- January 29, 2009
- Posted by: EARSC
- Categories: EARSC News, Internationalization
NASA’s satellite imagery, combined with high-resolution commercial imagery, is giving scientists new insight into the changing appearance of our planet on a regional scale, and whether it is due to human activity or extreme climate.
Researchers from NASA Ames Research Center, Moffett Field, Calif., and California State University Monterey Bay, Seaside, Calif., analyzed several years of imagery data collected by the Moderate Resolution Imaging Spectroradiometer (MODIS) instrument aboard the NASA Terra satellite, and then fused these results with high-resolution commercial images to identify changes to local vegetative “green” areas.
They found that regional land cover disturbances can be identified, most recently as wildfire-burned areas and extensive forest harvests.
“This is the first application of its kind. NASA is beginning to take full advantage of using its daily satellite imagery data in tandem with the compelling visual detail and color images from commercial sources,” said Chris Potter, lead author of the new study, published in the May 2008 Imaging Notes, a trade journal for the commercial satellite imaging companies.
By using NASA MODIS to pinpoint changes in extensive areas of land cover, underlying commercial images are given unique, dynamic attributes, allowing consumers and land use planners to make better interpretations of areas showing remarkable changes in color and vegetation.
Scientists found that between 1970 and 2005, California experienced a 75 percent increase in its population, resulting in rapid and extensive urbanization and loss of natural vegetative ground coverage. These urbanized areas expanded into irrigated prime farmland, fallow marginal farmlands and wildlands.
Between 2001 and 2005, the MODIS images taken above an area of approximately 3,200 sq. miles, revealed continually shrinking green areas in California. The area studied included forests (46 percent), shrublands (29 percent) and herbaceous cover (7 percent).
According to the MODIS time series analysis, the forests and shrublands showed most of the continual reduction in surface area. In contrast, about 200 square miles of the MODIS image area, less than one percent, showed signs of expanding vegetation green areas. Scientists focused on the shrinking green areas for the remainder of the study.
By using high-resolution commercial images, scientists were able to examine in greater detail the Earth’s diminishing vegetation coverage.
The image analysis revealed a recent wildfire-burned area and extensive forest harvests near Lower Bear River Reservoir in Amador County, Calif.. Similar areas showed extensive forest cutting in the state’s Mendocino, Butte, and Pulmas counties.
NASA researchers will continue to explore use of image analysis to help show greater detail of the ever-changing appearance of Earth.

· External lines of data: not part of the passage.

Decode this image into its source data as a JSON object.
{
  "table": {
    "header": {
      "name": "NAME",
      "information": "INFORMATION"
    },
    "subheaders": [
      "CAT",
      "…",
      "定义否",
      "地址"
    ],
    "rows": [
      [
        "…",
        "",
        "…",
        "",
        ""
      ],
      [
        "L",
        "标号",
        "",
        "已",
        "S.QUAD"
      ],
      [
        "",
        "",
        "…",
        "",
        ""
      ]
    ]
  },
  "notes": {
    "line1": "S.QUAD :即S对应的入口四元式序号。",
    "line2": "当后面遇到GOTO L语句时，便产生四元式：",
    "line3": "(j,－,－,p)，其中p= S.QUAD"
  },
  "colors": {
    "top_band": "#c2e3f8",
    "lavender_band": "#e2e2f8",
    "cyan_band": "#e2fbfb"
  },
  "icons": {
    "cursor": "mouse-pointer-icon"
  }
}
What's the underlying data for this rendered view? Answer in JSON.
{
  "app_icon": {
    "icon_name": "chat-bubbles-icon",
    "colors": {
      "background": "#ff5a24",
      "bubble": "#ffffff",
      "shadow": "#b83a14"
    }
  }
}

“The use of satellite imagery has made the mapping of land cover changes possible on local and global scales, which has helped a variety of disciplines, including agronomy, urban planning, and forestry,” said Potter.
The study also appeared in the following peer-reviewed article: Potter, C., V. Genovese, P. Gross, S. Boriah, M. Steinbach, and V. Kumar, 2007, “Revealing land cover change in California with satellite data,” EOS Transactions, American Geophysical Union, 88(26): 269-274. Download pdf version [3.9 Mb].